Our Common Path
DAY 2: Honoring the Ministry of Dr. Martin Luther King
“In some ways, these tactics are not Jim Crow. They do not feature Night Riders and sheets…This is in fact, James Crow, Esq. Jim Crow used blunt tools. James Crow, Esq. uses surgical tools, consultants, high paid consultants and lawyers to cut out the heart of black political power.”
– The Rev. William Barber, NAACP North Carolina president, speaking about the assault on voting rights

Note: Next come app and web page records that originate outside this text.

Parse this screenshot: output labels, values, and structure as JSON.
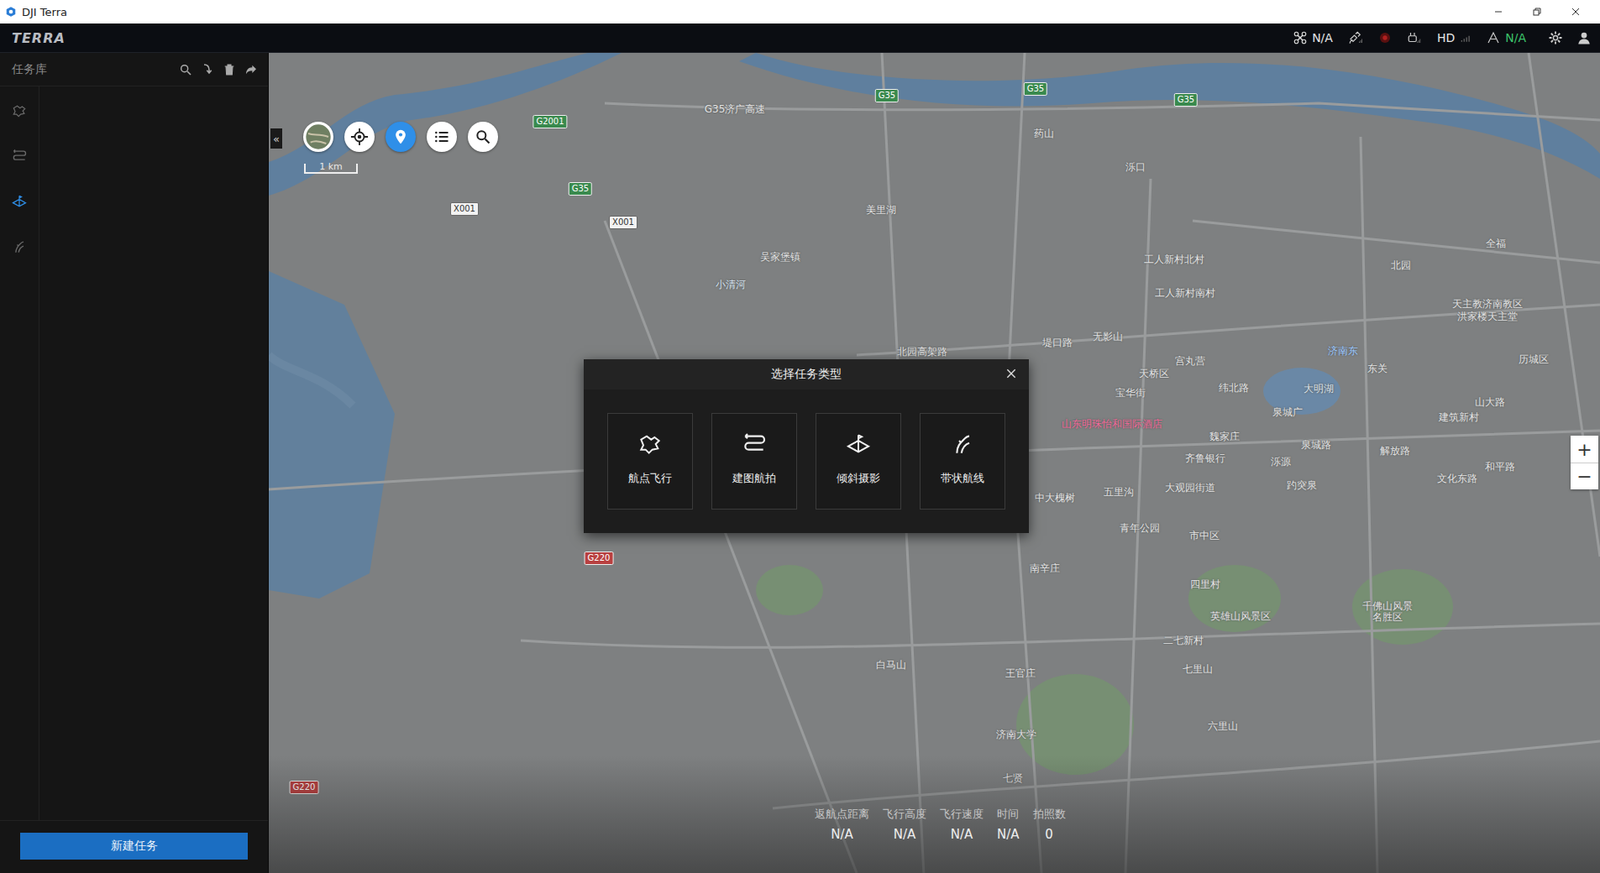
{
  "window": {
    "title": "DJI Terra"
  },
  "topbar": {
    "logo": "TERRA",
    "drone_status": "N/A",
    "video": "HD",
    "battery_status": "N/A"
  },
  "sidebar": {
    "title": "任务库",
    "nav": [
      {
        "kind": "waypoint",
        "selected": false
      },
      {
        "kind": "mapping",
        "selected": false
      },
      {
        "kind": "oblique",
        "selected": true
      },
      {
        "kind": "corridor",
        "selected": false
      }
    ],
    "new_button": "新建任务"
  },
  "map": {
    "collapse": "«",
    "scale": "1 km",
    "zoom": {
      "in": "+",
      "out": "−"
    },
    "labels": [
      {
        "text": "G35济广高速",
        "color": "#e4e4e4"
      },
      {
        "text": "药山",
        "color": "#e4e4e4"
      },
      {
        "text": "泺口",
        "color": "#e4e4e4"
      },
      {
        "text": "美里湖",
        "color": "#e4e4e4"
      },
      {
        "text": "吴家堡镇",
        "color": "#e4e4e4"
      },
      {
        "text": "小清河",
        "color": "#d8e4f0"
      },
      {
        "text": "工人新村北村",
        "color": "#e4e4e4"
      },
      {
        "text": "工人新村南村",
        "color": "#e4e4e4"
      },
      {
        "text": "北园",
        "color": "#e4e4e4"
      },
      {
        "text": "天主教济南教区",
        "color": "#e4e4e4"
      },
      {
        "text": "洪家楼天主堂",
        "color": "#e4e4e4"
      },
      {
        "text": "全福",
        "color": "#e4e4e4"
      },
      {
        "text": "济南东",
        "color": "#9cc8ff"
      },
      {
        "text": "无影山",
        "color": "#e4e4e4"
      },
      {
        "text": "堤口路",
        "color": "#e4e4e4"
      },
      {
        "text": "北园高架路",
        "color": "#e4e4e4"
      },
      {
        "text": "天桥区",
        "color": "#e4e4e4"
      },
      {
        "text": "宫丸营",
        "color": "#e4e4e4"
      },
      {
        "text": "宝华街",
        "color": "#e4e4e4"
      },
      {
        "text": "纬北路",
        "color": "#e4e4e4"
      },
      {
        "text": "大明湖",
        "color": "#d8e4f0"
      },
      {
        "text": "山东明珠怡和国际酒店",
        "color": "#f06a9a"
      },
      {
        "text": "齐鲁银行",
        "color": "#e4e4e4"
      },
      {
        "text": "魏家庄",
        "color": "#e4e4e4"
      },
      {
        "text": "泉城路",
        "color": "#e4e4e4"
      },
      {
        "text": "解放路",
        "color": "#e4e4e4"
      },
      {
        "text": "中大槐树",
        "color": "#e4e4e4"
      },
      {
        "text": "五里沟",
        "color": "#e4e4e4"
      },
      {
        "text": "大观园街道",
        "color": "#e4e4e4"
      },
      {
        "text": "市中区",
        "color": "#e4e4e4"
      },
      {
        "text": "青年公园",
        "color": "#e4e4e4"
      },
      {
        "text": "南辛庄",
        "color": "#e4e4e4"
      },
      {
        "text": "四里村",
        "color": "#e4e4e4"
      },
      {
        "text": "英雄山风景区",
        "color": "#e4e4e4"
      },
      {
        "text": "千佛山风景",
        "color": "#e4e4e4"
      },
      {
        "text": "名胜区",
        "color": "#e4e4e4"
      },
      {
        "text": "二七新村",
        "color": "#e4e4e4"
      },
      {
        "text": "七里山",
        "color": "#e4e4e4"
      },
      {
        "text": "白马山",
        "color": "#e4e4e4"
      },
      {
        "text": "王官庄",
        "color": "#e4e4e4"
      },
      {
        "text": "济南大学",
        "color": "#e4e4e4"
      },
      {
        "text": "六里山",
        "color": "#e4e4e4"
      },
      {
        "text": "七贤",
        "color": "#e4e4e4"
      },
      {
        "text": "文化东路",
        "color": "#e4e4e4"
      },
      {
        "text": "和平路",
        "color": "#e4e4e4"
      },
      {
        "text": "历城区",
        "color": "#e4e4e4"
      },
      {
        "text": "山大路",
        "color": "#e4e4e4"
      },
      {
        "text": "建筑新村",
        "color": "#e4e4e4"
      },
      {
        "text": "东关",
        "color": "#e4e4e4"
      },
      {
        "text": "泺源",
        "color": "#e4e4e4"
      },
      {
        "text": "趵突泉",
        "color": "#e4e4e4"
      },
      {
        "text": "泉城广",
        "color": "#e4e4e4"
      }
    ],
    "road_badges": [
      {
        "text": "G35",
        "color": "#3a8a4e"
      },
      {
        "text": "G35",
        "color": "#3a8a4e"
      },
      {
        "text": "G35",
        "color": "#3a8a4e"
      },
      {
        "text": "G2001",
        "color": "#3a8a4e"
      },
      {
        "text": "G35",
        "color": "#3a8a4e"
      },
      {
        "text": "X001",
        "color": "#f2f2f2"
      },
      {
        "text": "X001",
        "color": "#f2f2f2"
      },
      {
        "text": "G220",
        "color": "#b84040"
      },
      {
        "text": "G220",
        "color": "#b84040"
      }
    ]
  },
  "dialog": {
    "title": "选择任务类型",
    "cards": [
      {
        "label": "航点飞行",
        "kind": "waypoint"
      },
      {
        "label": "建图航拍",
        "kind": "mapping"
      },
      {
        "label": "倾斜摄影",
        "kind": "oblique"
      },
      {
        "label": "带状航线",
        "kind": "corridor"
      }
    ]
  },
  "stats": [
    {
      "label": "返航点距离",
      "value": "N/A"
    },
    {
      "label": "飞行高度",
      "value": "N/A"
    },
    {
      "label": "飞行速度",
      "value": "N/A"
    },
    {
      "label": "时间",
      "value": "N/A"
    },
    {
      "label": "拍照数",
      "value": "0"
    }
  ]
}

This week, as we honor the legacy and service of Rev. Dr. Martin Luther King, Jr., and celebrate the movement that brought the old Jim Crow to its knees, we also recommit to dreaming new dreams and doing the hard work of building a movement to end the new Jim Crow. The “March on Washington” was originally named the “March for Jobs and Freedom.” And yet today the black unemployment rate is still twice that of whites. Black folks are now free to sit at any lunch counter, but they are far more likely to go to jail, be branded a criminal, and then be relegated to a permanent second-class status in which discrimination in employment, housing, access to education, and public benefits is legal once again.
The memories of Oscar Grant, Travyon Martin, and the millions their memories represent are not forgotten. Nor is the fact that nearly 50 years after the signing of the Voting Rights Act, a disheartening new assault on minority voting rights is taking place in this country—yet another reason we must be vigilant and steadfast in our quest for justice.

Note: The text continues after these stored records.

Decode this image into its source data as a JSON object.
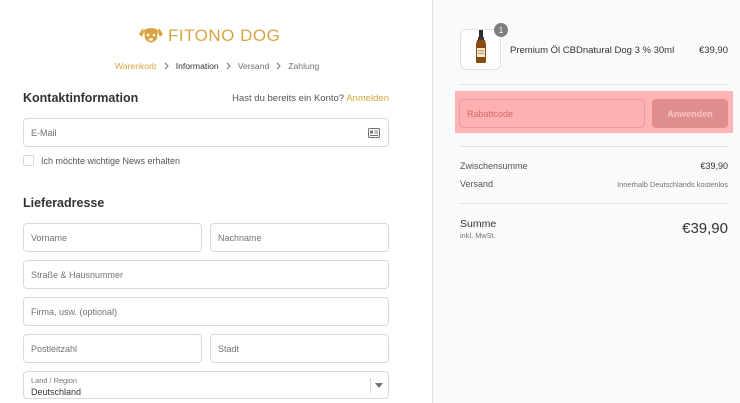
{
  "brand": {
    "name": "FITONO DOG",
    "accent_color": "#d9a441",
    "logo_icon": "dog-face-icon"
  },
  "breadcrumb": {
    "items": [
      "Warenkorb",
      "Information",
      "Versand",
      "Zahlung"
    ],
    "separator_icon": "chevron-right-icon"
  },
  "contact": {
    "title": "Kontaktinformation",
    "account_prompt": "Hast du bereits ein Konto?",
    "login_link": "Anmelden",
    "email_placeholder": "E-Mail",
    "email_icon": "contact-card-icon",
    "newsletter_label": "Ich möchte wichtige News erhalten"
  },
  "shipping": {
    "title": "Lieferadresse",
    "first_name_placeholder": "Vorname",
    "last_name_placeholder": "Nachname",
    "street_placeholder": "Straße & Hausnummer",
    "company_placeholder": "Firma, usw. (optional)",
    "zip_placeholder": "Postleitzahl",
    "city_placeholder": "Stadt",
    "country_label": "Land / Region",
    "country_value": "Deutschland"
  },
  "summary": {
    "product": {
      "quantity": "1",
      "name": "Premium Öl CBDnatural Dog 3 % 30ml",
      "price": "€39,90",
      "thumbnail_icon": "oil-bottle-icon"
    },
    "discount": {
      "placeholder": "Rabattcode",
      "apply_label": "Anwenden",
      "highlight_color": "#ffb3b3"
    },
    "subtotal_label": "Zwischensumme",
    "subtotal_value": "€39,90",
    "shipping_label": "Versand",
    "shipping_value": "Innerhalb Deutschlands kostenlos",
    "total_label": "Summe",
    "total_sub": "inkl. MwSt.",
    "total_value": "€39,90"
  }
}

During these 30 Days of Love, as we embark on a spiritual journey for social justice, we can also commit to listening closely when we are called to stand in solidarity. A few weeks ago, nine Unitarian Universalist ministers joined the NAACP in issuing a call to action to participate in a Mass Moral March in Raleigh, N.C. on Saturday, February 8th. North Carolina is serving as an epicenter of sweeping new voting restrictions, as well as a host of other regressive policies. It is being viewed as a “test state to unleash these regressive chains of injustice across the country,” said our friends in North Carolina, each of whom have engaged in civil disobedience because “we knew that to suppress the vote is to suppress the spirit of a person.”
Friends, will you please heed this call to action and join the Mass Moral March on February 8th?

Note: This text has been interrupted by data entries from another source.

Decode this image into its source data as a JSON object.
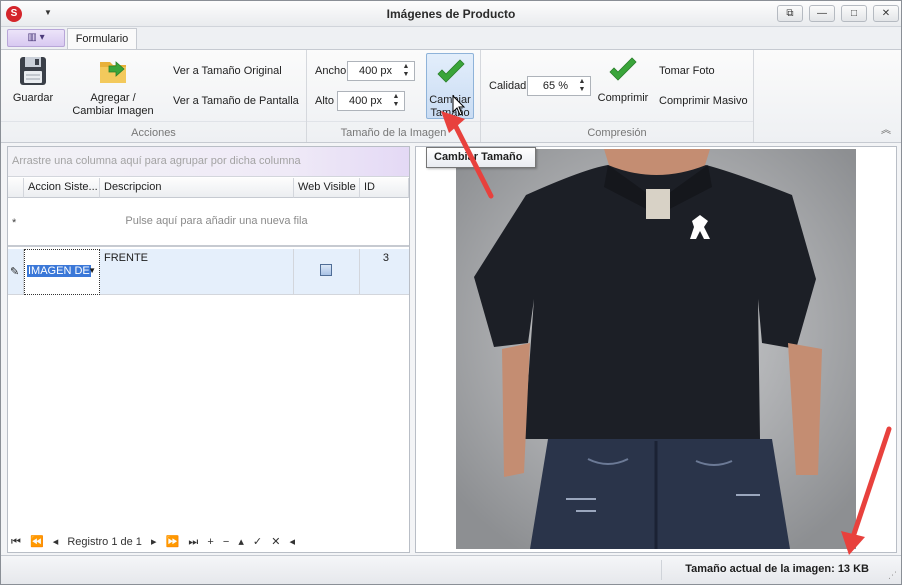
{
  "window": {
    "title": "Imágenes de Producto",
    "app_icon_glyph": "S",
    "controls": {
      "restore": "⧉",
      "minimize": "—",
      "maximize": "□",
      "close": "✕"
    }
  },
  "ribbon": {
    "app_menu_glyph": "▥ ▾",
    "tab_formulario": "Formulario",
    "groups": {
      "acciones": {
        "label": "Acciones",
        "guardar": "Guardar",
        "agregar_line1": "Agregar /",
        "agregar_line2": "Cambiar Imagen",
        "ver_original": "Ver a Tamaño Original",
        "ver_pantalla": "Ver a Tamaño de Pantalla"
      },
      "tamano": {
        "label": "Tamaño de la Imagen",
        "ancho_label": "Ancho",
        "ancho_value": "400 px",
        "alto_label": "Alto",
        "alto_value": "400 px",
        "cambiar_line1": "Cambiar",
        "cambiar_line2": "Tamaño"
      },
      "compresion": {
        "label": "Compresión",
        "calidad_label": "Calidad",
        "calidad_value": "65 %",
        "comprimir": "Comprimir",
        "tomar_foto": "Tomar Foto",
        "comprimir_masivo": "Comprimir Masivo"
      }
    },
    "collapse_glyph": "︽"
  },
  "tooltip": "Cambiar Tamaño",
  "grid": {
    "group_hint": "Arrastre una columna aquí para agrupar por dicha columna",
    "columns": [
      "Accion Siste...",
      "Descripcion",
      "Web Visible",
      "ID"
    ],
    "new_row_marker": "*",
    "new_row_text": "Pulse aquí para añadir una nueva fila",
    "row": {
      "edit_marker": "✎",
      "accion": "IMAGEN DE",
      "descripcion": "FRENTE",
      "id": "3"
    },
    "navigator": {
      "first": "⏮",
      "prev_page": "⏪",
      "prev": "◂",
      "record_text": "Registro 1 de 1",
      "next": "▸",
      "next_page": "⏩",
      "last": "⏭",
      "add": "+",
      "remove": "−",
      "up": "▴",
      "save": "✓",
      "cancel": "✕",
      "scroll": "◂"
    }
  },
  "status": {
    "text": "Tamaño actual de la imagen: 13 KB",
    "grip": "⋰"
  },
  "colors": {
    "accent_red": "#e8413d",
    "check_green": "#3aa53a",
    "selection_blue": "#3b78d8"
  }
}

Just one month after the U.S. Supreme Court struck down Section 4 of the Voting Rights Act, North Carolina passed the country’s worst voter suppression laws that will have a disproportionate impact on black voters in the state. The legislature made cuts to early voting and same-day voter registration, targeted the votes of students and young people, and repealed public financing of judicial elections designed to keep special interest money out of our courtrooms. That’s not all. The Governor signed into law a bill that repealed the state’s Racial Justice Act of 2009, which allowed inmates facing the death penalty to challenge their sentences on the basis of racial discrimination. Lawmakers and the Governor have also made drastic cuts to social programs and education.
Please come to Raleigh Feb. 8, 2014. Join UUA Pres. Rev. Peter Morales; Reverend William Barber II, President of the NAACP NC; and Unitarian Universalists in North Carolina for a Mass Moral March on Raleigh for voting rights and economic, racial, and social justice.
In my view, the most important lesson we can learn from Dr. King is not what he said at the March on Washington, but what he said and did after the march. In the years following the march, he did not play politics to see what crumbs a fundamentally corrupt system might toss to the beggars for justice. Instead, he connected the dots and committed himself to building a movement that would shake the foundations of our economic and social order, so that the dream he preached in 1963 might one day be a reality everywhere in the country. Dr. King said that nothing less than “a radical restructuring of society” could possibly ensure justice and dignity for all. And he was right.
On this Martin Luther King Day, we can ask ourselves, has progress been made on some fronts? Yes, of course. But have jobs and freedom truly been won? No, we have more than a long way to go. We need to dream new dreams. And then get to work following the examples of those all around us who are putting their freedom on the line for justice, feeding the hungry, and organizing all those who know what it means to be locked up, locked out, and left behind. It’s our turn to dream. It’s our turn to make America what it must become.
With hope and gratitude,
Associate Professor of Law at Ohio State University, civil rights advocate, and author of The New Jim Crow: Mass Incarceration in the Age of Colorblindness
Read the Ware Lecture given by Dr. Martin Luther King to the 1966 General Assembly of the UUA.
Learn the history of the Ware Lecture, which has been delivered annually since 1922, and read the list of previous lecturers.